▶ _Work instructions_: Every record shown below is to be output exactly.

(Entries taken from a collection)
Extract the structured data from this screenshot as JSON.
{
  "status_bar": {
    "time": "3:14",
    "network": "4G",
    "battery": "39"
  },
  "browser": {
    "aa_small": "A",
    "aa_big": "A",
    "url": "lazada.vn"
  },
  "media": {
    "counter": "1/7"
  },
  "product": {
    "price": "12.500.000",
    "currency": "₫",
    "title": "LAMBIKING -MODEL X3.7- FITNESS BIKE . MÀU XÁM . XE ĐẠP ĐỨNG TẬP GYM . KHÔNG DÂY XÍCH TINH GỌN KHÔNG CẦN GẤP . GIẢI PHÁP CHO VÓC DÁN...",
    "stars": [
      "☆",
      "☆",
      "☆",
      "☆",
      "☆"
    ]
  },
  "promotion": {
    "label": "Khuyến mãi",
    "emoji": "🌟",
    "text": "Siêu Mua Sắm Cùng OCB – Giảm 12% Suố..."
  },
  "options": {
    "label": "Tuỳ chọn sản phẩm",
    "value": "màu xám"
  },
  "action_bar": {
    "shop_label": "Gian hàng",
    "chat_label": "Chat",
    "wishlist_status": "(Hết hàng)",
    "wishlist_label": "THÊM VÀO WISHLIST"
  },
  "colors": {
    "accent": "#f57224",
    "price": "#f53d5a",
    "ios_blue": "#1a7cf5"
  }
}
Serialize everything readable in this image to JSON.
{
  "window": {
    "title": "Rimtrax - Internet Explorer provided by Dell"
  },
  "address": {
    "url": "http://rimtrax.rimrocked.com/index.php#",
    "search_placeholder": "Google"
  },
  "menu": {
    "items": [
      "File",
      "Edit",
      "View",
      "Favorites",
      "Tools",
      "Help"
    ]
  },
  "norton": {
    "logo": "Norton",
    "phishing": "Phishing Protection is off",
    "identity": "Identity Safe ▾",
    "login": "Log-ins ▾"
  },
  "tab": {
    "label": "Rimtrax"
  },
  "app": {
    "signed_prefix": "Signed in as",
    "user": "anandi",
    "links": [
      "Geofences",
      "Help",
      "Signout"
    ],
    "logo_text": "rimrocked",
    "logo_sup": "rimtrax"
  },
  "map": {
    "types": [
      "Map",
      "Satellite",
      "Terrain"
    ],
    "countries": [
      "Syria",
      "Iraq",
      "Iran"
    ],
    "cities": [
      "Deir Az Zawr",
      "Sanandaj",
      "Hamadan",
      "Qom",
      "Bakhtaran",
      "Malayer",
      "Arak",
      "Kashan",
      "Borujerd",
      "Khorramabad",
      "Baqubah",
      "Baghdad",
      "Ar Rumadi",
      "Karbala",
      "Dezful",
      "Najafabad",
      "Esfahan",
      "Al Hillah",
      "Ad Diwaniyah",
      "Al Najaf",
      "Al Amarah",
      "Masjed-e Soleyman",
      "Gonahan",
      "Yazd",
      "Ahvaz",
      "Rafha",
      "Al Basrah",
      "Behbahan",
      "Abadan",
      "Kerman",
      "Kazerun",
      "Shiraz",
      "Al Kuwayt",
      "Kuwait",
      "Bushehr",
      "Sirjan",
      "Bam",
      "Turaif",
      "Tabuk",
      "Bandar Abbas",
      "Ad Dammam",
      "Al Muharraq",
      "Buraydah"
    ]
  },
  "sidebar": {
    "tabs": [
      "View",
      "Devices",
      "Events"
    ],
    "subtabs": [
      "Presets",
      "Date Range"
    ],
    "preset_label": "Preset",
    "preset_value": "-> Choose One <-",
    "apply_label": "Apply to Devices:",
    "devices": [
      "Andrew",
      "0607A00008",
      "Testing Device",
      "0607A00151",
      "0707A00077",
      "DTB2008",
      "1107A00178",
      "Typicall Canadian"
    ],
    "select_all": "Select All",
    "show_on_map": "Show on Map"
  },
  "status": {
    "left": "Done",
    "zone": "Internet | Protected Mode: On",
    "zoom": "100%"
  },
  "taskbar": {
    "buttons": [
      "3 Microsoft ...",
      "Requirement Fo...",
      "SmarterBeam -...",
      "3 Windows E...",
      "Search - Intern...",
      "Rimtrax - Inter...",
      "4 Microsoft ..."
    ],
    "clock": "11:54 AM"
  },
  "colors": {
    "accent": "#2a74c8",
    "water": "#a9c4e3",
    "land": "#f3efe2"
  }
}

▶ _Solution_:
Extract the structured data from this screenshot as JSON.
{
  "status_bar": {
    "time": "3:14",
    "network": "4G",
    "battery": "39"
  },
  "browser": {
    "aa_small": "A",
    "aa_big": "A",
    "url": "lazada.vn"
  },
  "media": {
    "counter": "1/7"
  },
  "product": {
    "price": "12.500.000",
    "currency": "₫",
    "title": "LAMBIKING -MODEL X3.7- FITNESS BIKE . MÀU XÁM . XE ĐẠP ĐỨNG TẬP GYM . KHÔNG DÂY XÍCH TINH GỌN KHÔNG CẦN GẤP . GIẢI PHÁP CHO VÓC DÁN...",
    "stars": [
      "☆",
      "☆",
      "☆",
      "☆",
      "☆"
    ]
  },
  "promotion": {
    "label": "Khuyến mãi",
    "emoji": "🌟",
    "text": "Siêu Mua Sắm Cùng OCB – Giảm 12% Suố..."
  },
  "options": {
    "label": "Tuỳ chọn sản phẩm",
    "value": "màu xám"
  },
  "action_bar": {
    "shop_label": "Gian hàng",
    "chat_label": "Chat",
    "wishlist_status": "(Hết hàng)",
    "wishlist_label": "THÊM VÀO WISHLIST"
  },
  "colors": {
    "accent": "#f57224",
    "price": "#f53d5a",
    "ios_blue": "#1a7cf5"
  }
}
Serialize everything readable in this image to JSON.
{
  "window": {
    "title": "Rimtrax - Internet Explorer provided by Dell"
  },
  "address": {
    "url": "http://rimtrax.rimrocked.com/index.php#",
    "search_placeholder": "Google"
  },
  "menu": {
    "items": [
      "File",
      "Edit",
      "View",
      "Favorites",
      "Tools",
      "Help"
    ]
  },
  "norton": {
    "logo": "Norton",
    "phishing": "Phishing Protection is off",
    "identity": "Identity Safe ▾",
    "login": "Log-ins ▾"
  },
  "tab": {
    "label": "Rimtrax"
  },
  "app": {
    "signed_prefix": "Signed in as",
    "user": "anandi",
    "links": [
      "Geofences",
      "Help",
      "Signout"
    ],
    "logo_text": "rimrocked",
    "logo_sup": "rimtrax"
  },
  "map": {
    "types": [
      "Map",
      "Satellite",
      "Terrain"
    ],
    "countries": [
      "Syria",
      "Iraq",
      "Iran"
    ],
    "cities": [
      "Deir Az Zawr",
      "Sanandaj",
      "Hamadan",
      "Qom",
      "Bakhtaran",
      "Malayer",
      "Arak",
      "Kashan",
      "Borujerd",
      "Khorramabad",
      "Baqubah",
      "Baghdad",
      "Ar Rumadi",
      "Karbala",
      "Dezful",
      "Najafabad",
      "Esfahan",
      "Al Hillah",
      "Ad Diwaniyah",
      "Al Najaf",
      "Al Amarah",
      "Masjed-e Soleyman",
      "Gonahan",
      "Yazd",
      "Ahvaz",
      "Rafha",
      "Al Basrah",
      "Behbahan",
      "Abadan",
      "Kerman",
      "Kazerun",
      "Shiraz",
      "Al Kuwayt",
      "Kuwait",
      "Bushehr",
      "Sirjan",
      "Bam",
      "Turaif",
      "Tabuk",
      "Bandar Abbas",
      "Ad Dammam",
      "Al Muharraq",
      "Buraydah"
    ]
  },
  "sidebar": {
    "tabs": [
      "View",
      "Devices",
      "Events"
    ],
    "subtabs": [
      "Presets",
      "Date Range"
    ],
    "preset_label": "Preset",
    "preset_value": "-> Choose One <-",
    "apply_label": "Apply to Devices:",
    "devices": [
      "Andrew",
      "0607A00008",
      "Testing Device",
      "0607A00151",
      "0707A00077",
      "DTB2008",
      "1107A00178",
      "Typicall Canadian"
    ],
    "select_all": "Select All",
    "show_on_map": "Show on Map"
  },
  "status": {
    "left": "Done",
    "zone": "Internet | Protected Mode: On",
    "zoom": "100%"
  },
  "taskbar": {
    "buttons": [
      "3 Microsoft ...",
      "Requirement Fo...",
      "SmarterBeam -...",
      "3 Windows E...",
      "Search - Intern...",
      "Rimtrax - Inter...",
      "4 Microsoft ..."
    ],
    "clock": "11:54 AM"
  },
  "colors": {
    "accent": "#2a74c8",
    "water": "#a9c4e3",
    "land": "#f3efe2"
  }
}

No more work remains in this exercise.